= DESCRIPTION OF THE TASK =
What is needed here is every entry, retyped exactly.

= DATA UNDER STUDY =
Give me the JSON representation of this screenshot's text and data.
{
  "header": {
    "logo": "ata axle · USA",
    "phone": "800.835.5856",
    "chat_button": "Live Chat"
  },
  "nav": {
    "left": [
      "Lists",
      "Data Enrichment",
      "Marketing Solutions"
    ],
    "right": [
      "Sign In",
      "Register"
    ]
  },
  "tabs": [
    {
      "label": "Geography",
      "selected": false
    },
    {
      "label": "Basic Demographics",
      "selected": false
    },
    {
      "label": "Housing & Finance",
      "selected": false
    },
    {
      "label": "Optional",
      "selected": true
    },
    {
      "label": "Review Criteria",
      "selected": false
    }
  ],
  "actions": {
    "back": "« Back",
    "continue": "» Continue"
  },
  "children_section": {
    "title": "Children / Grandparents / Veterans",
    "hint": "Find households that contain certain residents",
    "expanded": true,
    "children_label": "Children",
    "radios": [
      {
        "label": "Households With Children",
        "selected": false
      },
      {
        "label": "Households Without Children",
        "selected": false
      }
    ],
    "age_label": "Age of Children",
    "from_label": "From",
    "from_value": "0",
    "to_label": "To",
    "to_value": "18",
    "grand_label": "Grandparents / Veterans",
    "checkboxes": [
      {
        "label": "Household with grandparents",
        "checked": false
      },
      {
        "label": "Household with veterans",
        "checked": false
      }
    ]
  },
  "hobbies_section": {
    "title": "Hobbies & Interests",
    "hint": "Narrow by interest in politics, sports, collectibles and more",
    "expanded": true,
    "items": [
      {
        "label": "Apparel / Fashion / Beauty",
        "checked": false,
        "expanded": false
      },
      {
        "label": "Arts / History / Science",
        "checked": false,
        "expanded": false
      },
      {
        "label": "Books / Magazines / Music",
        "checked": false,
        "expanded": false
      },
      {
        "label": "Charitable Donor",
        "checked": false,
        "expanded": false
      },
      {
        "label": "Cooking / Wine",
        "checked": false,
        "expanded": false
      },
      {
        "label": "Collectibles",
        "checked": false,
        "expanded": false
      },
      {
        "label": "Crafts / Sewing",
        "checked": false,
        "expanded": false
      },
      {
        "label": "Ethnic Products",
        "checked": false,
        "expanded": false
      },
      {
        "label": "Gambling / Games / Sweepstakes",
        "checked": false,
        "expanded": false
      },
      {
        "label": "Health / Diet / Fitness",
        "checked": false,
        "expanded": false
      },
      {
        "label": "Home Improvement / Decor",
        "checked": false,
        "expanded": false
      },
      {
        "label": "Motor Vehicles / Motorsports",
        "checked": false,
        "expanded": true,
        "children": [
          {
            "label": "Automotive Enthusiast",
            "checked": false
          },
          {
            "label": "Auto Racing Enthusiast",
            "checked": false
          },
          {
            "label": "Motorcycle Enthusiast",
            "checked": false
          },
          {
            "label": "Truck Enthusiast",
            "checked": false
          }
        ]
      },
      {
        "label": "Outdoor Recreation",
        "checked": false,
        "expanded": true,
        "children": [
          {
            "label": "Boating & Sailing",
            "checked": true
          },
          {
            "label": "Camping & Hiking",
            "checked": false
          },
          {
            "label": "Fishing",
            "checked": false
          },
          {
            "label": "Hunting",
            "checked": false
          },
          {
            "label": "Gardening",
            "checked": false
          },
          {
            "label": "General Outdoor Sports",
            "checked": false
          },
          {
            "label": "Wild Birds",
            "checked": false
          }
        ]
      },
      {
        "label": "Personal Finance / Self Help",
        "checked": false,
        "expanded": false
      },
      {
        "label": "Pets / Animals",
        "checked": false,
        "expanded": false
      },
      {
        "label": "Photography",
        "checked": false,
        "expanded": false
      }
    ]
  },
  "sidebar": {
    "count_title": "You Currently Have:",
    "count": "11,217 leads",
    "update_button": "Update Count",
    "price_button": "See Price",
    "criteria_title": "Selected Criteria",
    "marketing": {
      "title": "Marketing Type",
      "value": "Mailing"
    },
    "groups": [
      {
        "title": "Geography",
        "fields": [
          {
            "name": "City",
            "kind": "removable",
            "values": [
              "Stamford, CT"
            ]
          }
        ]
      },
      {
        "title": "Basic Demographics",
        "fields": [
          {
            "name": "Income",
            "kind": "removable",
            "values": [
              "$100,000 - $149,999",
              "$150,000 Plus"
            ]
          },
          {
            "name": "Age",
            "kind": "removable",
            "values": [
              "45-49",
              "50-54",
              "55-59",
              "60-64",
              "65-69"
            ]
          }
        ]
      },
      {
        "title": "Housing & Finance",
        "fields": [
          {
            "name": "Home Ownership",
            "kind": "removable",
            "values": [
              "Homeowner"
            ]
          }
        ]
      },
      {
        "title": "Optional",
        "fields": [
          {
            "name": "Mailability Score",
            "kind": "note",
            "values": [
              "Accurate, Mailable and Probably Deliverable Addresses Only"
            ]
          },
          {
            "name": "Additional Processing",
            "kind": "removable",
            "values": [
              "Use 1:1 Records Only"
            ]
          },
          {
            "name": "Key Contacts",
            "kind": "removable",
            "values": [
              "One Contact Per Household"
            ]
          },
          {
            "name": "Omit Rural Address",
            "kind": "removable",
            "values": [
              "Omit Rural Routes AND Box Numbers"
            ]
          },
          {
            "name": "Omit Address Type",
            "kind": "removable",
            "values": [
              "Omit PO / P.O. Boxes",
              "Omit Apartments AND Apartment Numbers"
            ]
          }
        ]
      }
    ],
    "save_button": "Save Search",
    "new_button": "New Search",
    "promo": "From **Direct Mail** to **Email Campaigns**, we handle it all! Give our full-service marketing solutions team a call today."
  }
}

= EXERCISE SOLUTION =
Give me the JSON representation of this screenshot's text and data.
{
  "header": {
    "logo": "ata axle · USA",
    "phone": "800.835.5856",
    "chat_button": "Live Chat"
  },
  "nav": {
    "left": [
      "Lists",
      "Data Enrichment",
      "Marketing Solutions"
    ],
    "right": [
      "Sign In",
      "Register"
    ]
  },
  "tabs": [
    {
      "label": "Geography",
      "selected": false
    },
    {
      "label": "Basic Demographics",
      "selected": false
    },
    {
      "label": "Housing & Finance",
      "selected": false
    },
    {
      "label": "Optional",
      "selected": true
    },
    {
      "label": "Review Criteria",
      "selected": false
    }
  ],
  "actions": {
    "back": "« Back",
    "continue": "» Continue"
  },
  "children_section": {
    "title": "Children / Grandparents / Veterans",
    "hint": "Find households that contain certain residents",
    "expanded": true,
    "children_label": "Children",
    "radios": [
      {
        "label": "Households With Children",
        "selected": false
      },
      {
        "label": "Households Without Children",
        "selected": false
      }
    ],
    "age_label": "Age of Children",
    "from_label": "From",
    "from_value": "0",
    "to_label": "To",
    "to_value": "18",
    "grand_label": "Grandparents / Veterans",
    "checkboxes": [
      {
        "label": "Household with grandparents",
        "checked": false
      },
      {
        "label": "Household with veterans",
        "checked": false
      }
    ]
  },
  "hobbies_section": {
    "title": "Hobbies & Interests",
    "hint": "Narrow by interest in politics, sports, collectibles and more",
    "expanded": true,
    "items": [
      {
        "label": "Apparel / Fashion / Beauty",
        "checked": false,
        "expanded": false
      },
      {
        "label": "Arts / History / Science",
        "checked": false,
        "expanded": false
      },
      {
        "label": "Books / Magazines / Music",
        "checked": false,
        "expanded": false
      },
      {
        "label": "Charitable Donor",
        "checked": false,
        "expanded": false
      },
      {
        "label": "Cooking / Wine",
        "checked": false,
        "expanded": false
      },
      {
        "label": "Collectibles",
        "checked": false,
        "expanded": false
      },
      {
        "label": "Crafts / Sewing",
        "checked": false,
        "expanded": false
      },
      {
        "label": "Ethnic Products",
        "checked": false,
        "expanded": false
      },
      {
        "label": "Gambling / Games / Sweepstakes",
        "checked": false,
        "expanded": false
      },
      {
        "label": "Health / Diet / Fitness",
        "checked": false,
        "expanded": false
      },
      {
        "label": "Home Improvement / Decor",
        "checked": false,
        "expanded": false
      },
      {
        "label": "Motor Vehicles / Motorsports",
        "checked": false,
        "expanded": true,
        "children": [
          {
            "label": "Automotive Enthusiast",
            "checked": false
          },
          {
            "label": "Auto Racing Enthusiast",
            "checked": false
          },
          {
            "label": "Motorcycle Enthusiast",
            "checked": false
          },
          {
            "label": "Truck Enthusiast",
            "checked": false
          }
        ]
      },
      {
        "label": "Outdoor Recreation",
        "checked": false,
        "expanded": true,
        "children": [
          {
            "label": "Boating & Sailing",
            "checked": true
          },
          {
            "label": "Camping & Hiking",
            "checked": false
          },
          {
            "label": "Fishing",
            "checked": false
          },
          {
            "label": "Hunting",
            "checked": false
          },
          {
            "label": "Gardening",
            "checked": false
          },
          {
            "label": "General Outdoor Sports",
            "checked": false
          },
          {
            "label": "Wild Birds",
            "checked": false
          }
        ]
      },
      {
        "label": "Personal Finance / Self Help",
        "checked": false,
        "expanded": false
      },
      {
        "label": "Pets / Animals",
        "checked": false,
        "expanded": false
      },
      {
        "label": "Photography",
        "checked": false,
        "expanded": false
      }
    ]
  },
  "sidebar": {
    "count_title": "You Currently Have:",
    "count": "11,217 leads",
    "update_button": "Update Count",
    "price_button": "See Price",
    "criteria_title": "Selected Criteria",
    "marketing": {
      "title": "Marketing Type",
      "value": "Mailing"
    },
    "groups": [
      {
        "title": "Geography",
        "fields": [
          {
            "name": "City",
            "kind": "removable",
            "values": [
              "Stamford, CT"
            ]
          }
        ]
      },
      {
        "title": "Basic Demographics",
        "fields": [
          {
            "name": "Income",
            "kind": "removable",
            "values": [
              "$100,000 - $149,999",
              "$150,000 Plus"
            ]
          },
          {
            "name": "Age",
            "kind": "removable",
            "values": [
              "45-49",
              "50-54",
              "55-59",
              "60-64",
              "65-69"
            ]
          }
        ]
      },
      {
        "title": "Housing & Finance",
        "fields": [
          {
            "name": "Home Ownership",
            "kind": "removable",
            "values": [
              "Homeowner"
            ]
          }
        ]
      },
      {
        "title": "Optional",
        "fields": [
          {
            "name": "Mailability Score",
            "kind": "note",
            "values": [
              "Accurate, Mailable and Probably Deliverable Addresses Only"
            ]
          },
          {
            "name": "Additional Processing",
            "kind": "removable",
            "values": [
              "Use 1:1 Records Only"
            ]
          },
          {
            "name": "Key Contacts",
            "kind": "removable",
            "values": [
              "One Contact Per Household"
            ]
          },
          {
            "name": "Omit Rural Address",
            "kind": "removable",
            "values": [
              "Omit Rural Routes AND Box Numbers"
            ]
          },
          {
            "name": "Omit Address Type",
            "kind": "removable",
            "values": [
              "Omit PO / P.O. Boxes",
              "Omit Apartments AND Apartment Numbers"
            ]
          }
        ]
      }
    ],
    "save_button": "Save Search",
    "new_button": "New Search",
    "promo": "From **Direct Mail** to **Email Campaigns**, we handle it all! Give our full-service marketing solutions team a call today."
  }
}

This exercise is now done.